▶ [Problem details]: Select and reproduce each line of the listing below that bears the string "your".

▶ [Data for the task]:

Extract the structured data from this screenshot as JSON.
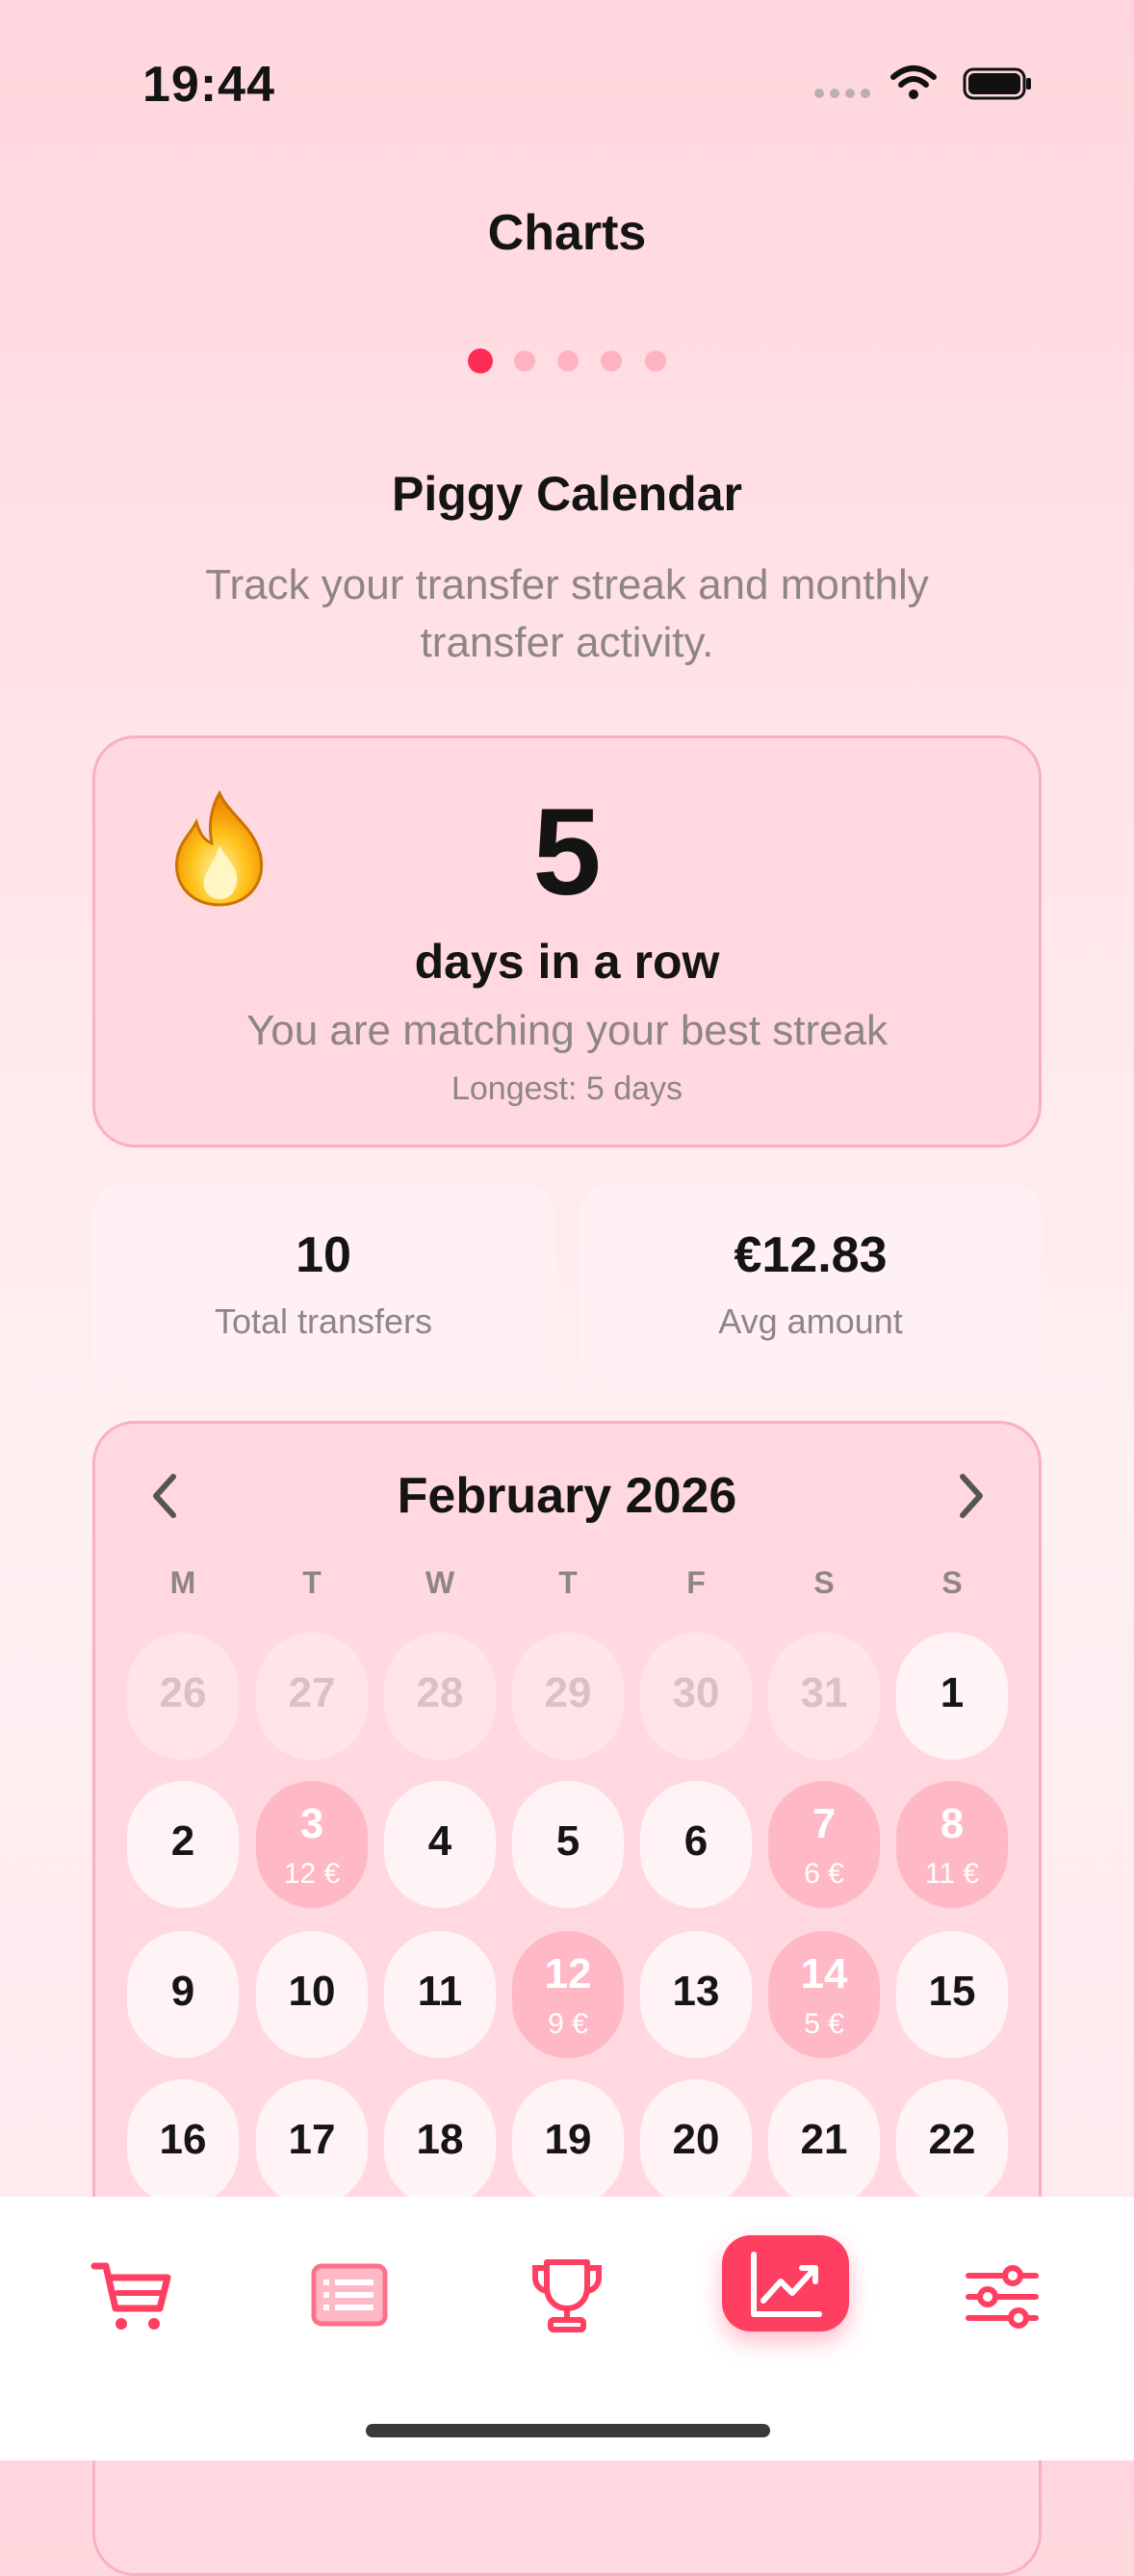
{
  "status_bar": {
    "time": "19:44"
  },
  "header": {
    "title": "Charts"
  },
  "pager": {
    "count": 5,
    "active_index": 0
  },
  "section": {
    "title": "Piggy Calendar",
    "description": "Track your transfer streak and monthly transfer activity."
  },
  "streak": {
    "value": "5",
    "label": "days in a row",
    "subtitle": "You are matching your best streak",
    "longest": "Longest: 5 days"
  },
  "stats": {
    "total": {
      "value": "10",
      "label": "Total transfers"
    },
    "avg": {
      "value": "€12.83",
      "label": "Avg amount"
    }
  },
  "calendar": {
    "month": "February 2026",
    "weekdays": [
      "M",
      "T",
      "W",
      "T",
      "F",
      "S",
      "S"
    ],
    "rows": [
      [
        {
          "d": "26",
          "muted": true
        },
        {
          "d": "27",
          "muted": true
        },
        {
          "d": "28",
          "muted": true
        },
        {
          "d": "29",
          "muted": true
        },
        {
          "d": "30",
          "muted": true
        },
        {
          "d": "31",
          "muted": true
        },
        {
          "d": "1"
        }
      ],
      [
        {
          "d": "2"
        },
        {
          "d": "3",
          "amount": "12 €"
        },
        {
          "d": "4"
        },
        {
          "d": "5"
        },
        {
          "d": "6"
        },
        {
          "d": "7",
          "amount": "6 €"
        },
        {
          "d": "8",
          "amount": "11 €"
        }
      ],
      [
        {
          "d": "9"
        },
        {
          "d": "10"
        },
        {
          "d": "11"
        },
        {
          "d": "12",
          "amount": "9 €"
        },
        {
          "d": "13"
        },
        {
          "d": "14",
          "amount": "5 €"
        },
        {
          "d": "15"
        }
      ],
      [
        {
          "d": "16"
        },
        {
          "d": "17"
        },
        {
          "d": "18"
        },
        {
          "d": "19"
        },
        {
          "d": "20"
        },
        {
          "d": "21"
        },
        {
          "d": "22"
        }
      ]
    ]
  },
  "tabbar": {
    "tabs": [
      {
        "icon": "cart-icon"
      },
      {
        "icon": "list-icon"
      },
      {
        "icon": "trophy-icon"
      },
      {
        "icon": "chart-icon",
        "active": true
      },
      {
        "icon": "sliders-icon"
      }
    ]
  },
  "colors": {
    "accent": "#ff3f62",
    "active_dot": "#ff2d55"
  }
}
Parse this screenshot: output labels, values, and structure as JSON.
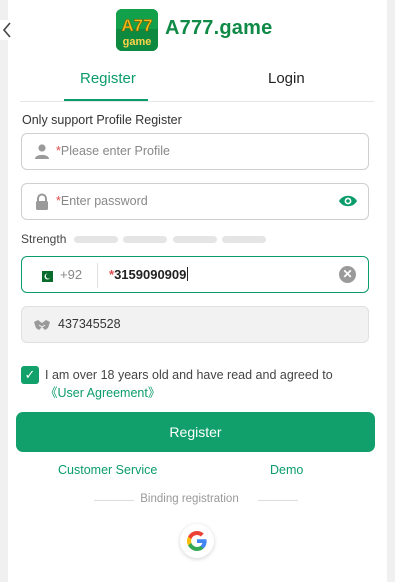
{
  "header": {
    "brand": "A777.game",
    "logo_line1": "A77",
    "logo_line2": "game"
  },
  "tabs": [
    {
      "label": "Register",
      "active": true
    },
    {
      "label": "Login",
      "active": false
    }
  ],
  "form": {
    "hint": "Only support Profile Register",
    "profile_placeholder": "Please enter Profile",
    "password_placeholder": "Enter password",
    "required_mark": "*",
    "strength_label": "Strength",
    "phone": {
      "country_code": "+92",
      "value": "3159090909"
    },
    "invite_code": "437345528",
    "agreement_text": "I am over 18 years old and have read and agreed to ",
    "agreement_link": "《User Agreement》",
    "agreement_checked": true
  },
  "actions": {
    "register_label": "Register",
    "customer_service": "Customer Service",
    "demo": "Demo",
    "binding_label": "Binding registration"
  },
  "colors": {
    "primary": "#11a06b",
    "brand_text": "#108a47"
  }
}
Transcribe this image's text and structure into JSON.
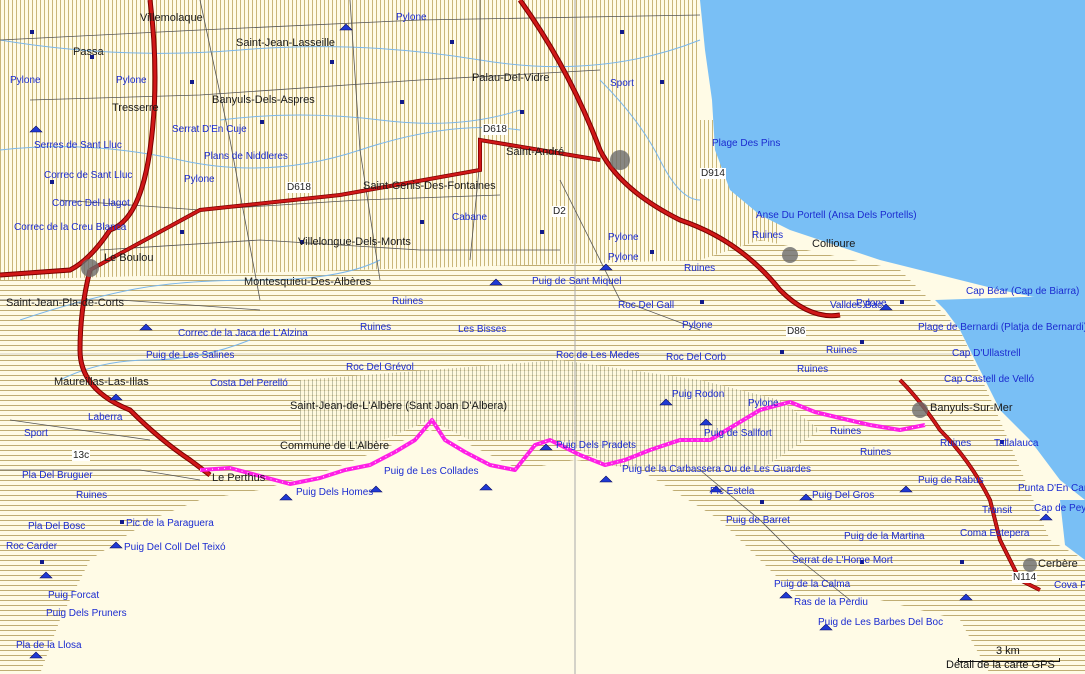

▶ [Problem solution]:
    "description": "Track your transfer streak and monthly transfer activity."
    "subtitle": "You are matching your best streak",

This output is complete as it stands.